Ground water systems may have multiple wells with different TCE concentrations that serve different parts of the population. Compliance samples are taken at each entry point to the distribution system. In systems with separate wells serving some branches or sections of the distribution system, the system mean would tend to underestimate the TCE concentration of people served by wells with higher TCE concentrations. Exposure may be higher or lower than estimated if data from multiple entry points for water with different TCE levels are averaged to estimate levels for the CWS. (From the NEPHTN NCDM TCE indicator document, version 5)
Why Is This Important?People drink and use water every day. The majority of Americans are provided with high quality drinking water. About 90% of people in the U.S. get their water from a community water system versus a smaller water supply, such as a household well. The U.S. Environmental Protection Agency (EPA) sets regulations for treating and monitoring drinking water delivered by community water systems. Currently, there are water quality standards and monitoring requirements for over 90 contaminants. Drinking water protection programs play a critical role in ensuring high quality drinking water and protecting the public's health.

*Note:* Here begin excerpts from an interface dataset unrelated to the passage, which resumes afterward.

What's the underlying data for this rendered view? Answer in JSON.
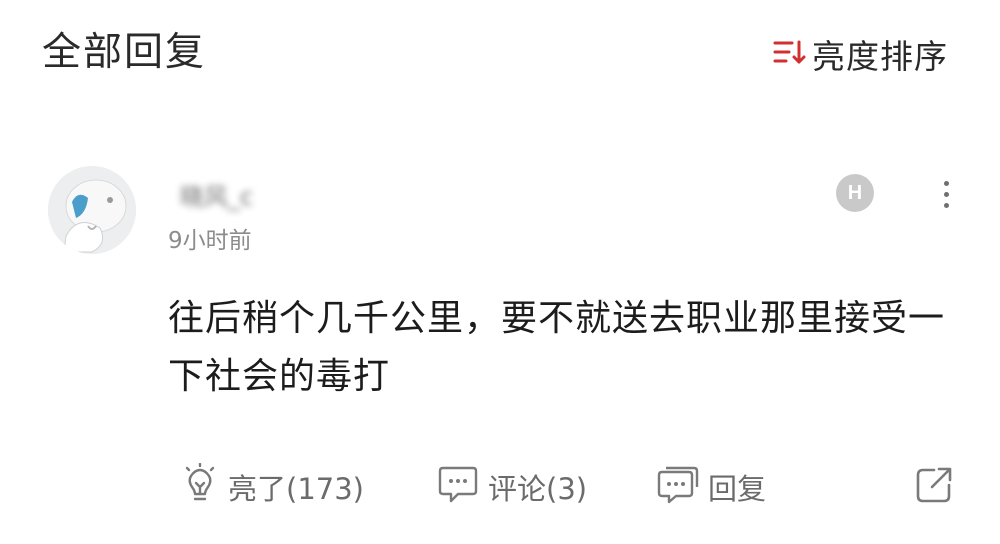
{
  "header": {
    "title": "全部回复",
    "sort_label": "亮度排序",
    "sort_icon_color": "#d23030"
  },
  "comment": {
    "username": "晓风_c",
    "time": "9小时前",
    "badge": "H",
    "text": "往后稍个几千公里，要不就送去职业那里接受一下社会的毒打"
  },
  "actions": {
    "like_label": "亮了(173)",
    "comment_label": "评论(3)",
    "reply_label": "回复",
    "share_icon": "share-icon"
  }
}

Because people drink and use water every day, contaminants in drinking water have the potential to affect many people. The number of people served by a community water system varies from as low as 25 to hundreds of thousands. Community water systems in the U.S. provide among the highest quality drinking water in the world. However, some contaminants are present at low levels, and it is still possible that drinking water can become contaminated at higher levels. If a person is exposed to a high enough level of a contaminant, they may become ill.

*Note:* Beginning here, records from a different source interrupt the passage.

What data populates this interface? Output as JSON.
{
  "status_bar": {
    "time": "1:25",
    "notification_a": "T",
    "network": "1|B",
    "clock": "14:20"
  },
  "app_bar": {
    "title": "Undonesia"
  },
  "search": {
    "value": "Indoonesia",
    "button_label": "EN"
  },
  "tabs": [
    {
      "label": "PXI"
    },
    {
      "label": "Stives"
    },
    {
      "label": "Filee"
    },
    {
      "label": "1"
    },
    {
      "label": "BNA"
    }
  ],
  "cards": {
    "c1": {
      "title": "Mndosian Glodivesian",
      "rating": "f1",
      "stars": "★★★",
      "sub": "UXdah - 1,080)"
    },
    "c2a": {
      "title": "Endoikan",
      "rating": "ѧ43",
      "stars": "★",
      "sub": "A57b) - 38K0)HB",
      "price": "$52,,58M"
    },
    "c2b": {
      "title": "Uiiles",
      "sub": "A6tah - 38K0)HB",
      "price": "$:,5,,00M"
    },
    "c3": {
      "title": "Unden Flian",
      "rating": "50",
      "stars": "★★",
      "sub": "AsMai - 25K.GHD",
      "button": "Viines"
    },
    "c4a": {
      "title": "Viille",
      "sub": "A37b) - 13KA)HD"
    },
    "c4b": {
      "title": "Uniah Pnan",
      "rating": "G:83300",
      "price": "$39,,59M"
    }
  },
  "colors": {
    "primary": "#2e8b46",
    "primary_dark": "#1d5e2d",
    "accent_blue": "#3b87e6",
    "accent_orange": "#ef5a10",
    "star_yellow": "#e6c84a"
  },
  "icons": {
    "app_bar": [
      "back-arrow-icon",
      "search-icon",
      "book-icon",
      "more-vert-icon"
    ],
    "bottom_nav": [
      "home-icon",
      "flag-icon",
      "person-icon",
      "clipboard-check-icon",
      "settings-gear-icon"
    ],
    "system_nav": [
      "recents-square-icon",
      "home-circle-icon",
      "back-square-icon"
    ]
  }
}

Trichloroethene (TCE) is a volatile halogenated short-chain hydrocarbon. TCE is used primarily as an industrial degreaser, solvent, and in the synthesis of other chemicals. In the past, it was used in dry cleaning, food processing, household cleaners, and as a general anesthetic. TCE is produced and used in high volumes in the U.S. and has been detected in urban and ambient air and occasionally soils and drinking water most likely contaminated by industrial discharge (Moran et al., 2007; Rowe et al., 2007). Because of its volatility, this solvent does not persist in the soil or water following the discontinuation of contamination. (From the National Environmental Public Health Tracking Network [NEPHTN] Nationally Consistent Data and Measures [NCDM] TCE indicator document, version 5)

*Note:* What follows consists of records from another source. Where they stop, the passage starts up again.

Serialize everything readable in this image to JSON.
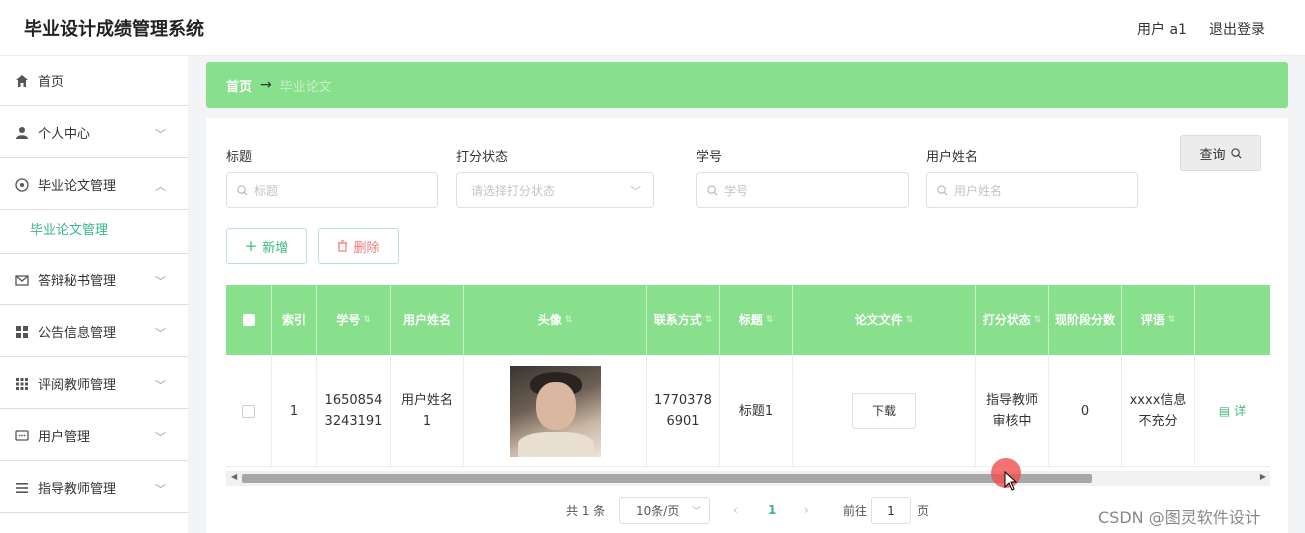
{
  "header": {
    "app_title": "毕业设计成绩管理系统",
    "user_label": "用户 a1",
    "logout_label": "退出登录"
  },
  "sidebar": {
    "items": [
      {
        "label": "首页",
        "icon": "home-icon"
      },
      {
        "label": "个人中心",
        "icon": "user-icon"
      },
      {
        "label": "毕业论文管理",
        "icon": "globe-icon"
      },
      {
        "label": "答辩秘书管理",
        "icon": "mail-icon"
      },
      {
        "label": "公告信息管理",
        "icon": "grid-icon"
      },
      {
        "label": "评阅教师管理",
        "icon": "table-icon"
      },
      {
        "label": "用户管理",
        "icon": "chat-icon"
      },
      {
        "label": "指导教师管理",
        "icon": "list-icon"
      }
    ],
    "active_sub": "毕业论文管理"
  },
  "breadcrumb": {
    "home": "首页",
    "arrow": "→",
    "current": "毕业论文"
  },
  "filters": {
    "title_label": "标题",
    "title_placeholder": "标题",
    "status_label": "打分状态",
    "status_placeholder": "请选择打分状态",
    "student_no_label": "学号",
    "student_no_placeholder": "学号",
    "username_label": "用户姓名",
    "username_placeholder": "用户姓名",
    "query_button": "查询"
  },
  "actions": {
    "add": "新增",
    "delete": "删除"
  },
  "table": {
    "headers": {
      "index": "索引",
      "student_no": "学号",
      "username": "用户姓名",
      "avatar": "头像",
      "contact": "联系方式",
      "title": "标题",
      "file": "论文文件",
      "status": "打分状态",
      "stage_score": "现阶段分数",
      "comment": "评语"
    },
    "rows": [
      {
        "index": "1",
        "student_no": "16508543243191",
        "username": "用户姓名1",
        "contact": "17703786901",
        "title": "标题1",
        "file_button": "下载",
        "status": "指导教师审核中",
        "stage_score": "0",
        "comment": "xxxx信息不充分",
        "detail": "详"
      }
    ]
  },
  "pagination": {
    "total": "共 1 条",
    "page_size": "10条/页",
    "current_page": "1",
    "goto_label": "前往",
    "goto_value": "1",
    "page_suffix": "页"
  },
  "watermark": "CSDN @图灵软件设计",
  "colors": {
    "accent_green": "#88e08c",
    "text_green": "#3cb97a",
    "delete_red": "#f27a7a"
  }
}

TCE does not occur naturally in the environment. However, it has been found in underground water sources and many surface waters as a result of the manufacture, use, and disposal of the chemical. Drinking or breathing high levels of TCE may cause nervous system effects, liver and lung damage, abnormal heartbeat, coma, and possibly death (ATSDR, 2003). Inhalation is the most common exposure route for the general population including indoor sources from paints, adhesives, and cleaning solutions. Volatilization from contaminated water (e.g., shower water) as well as the use of household products containing this solvent can result in higher indoor air concentrations than outdoor (ATSDR, 1997b; Martin et al., 2005). (Modified from the NEPHTN NCDM TCE indicator document, version 5)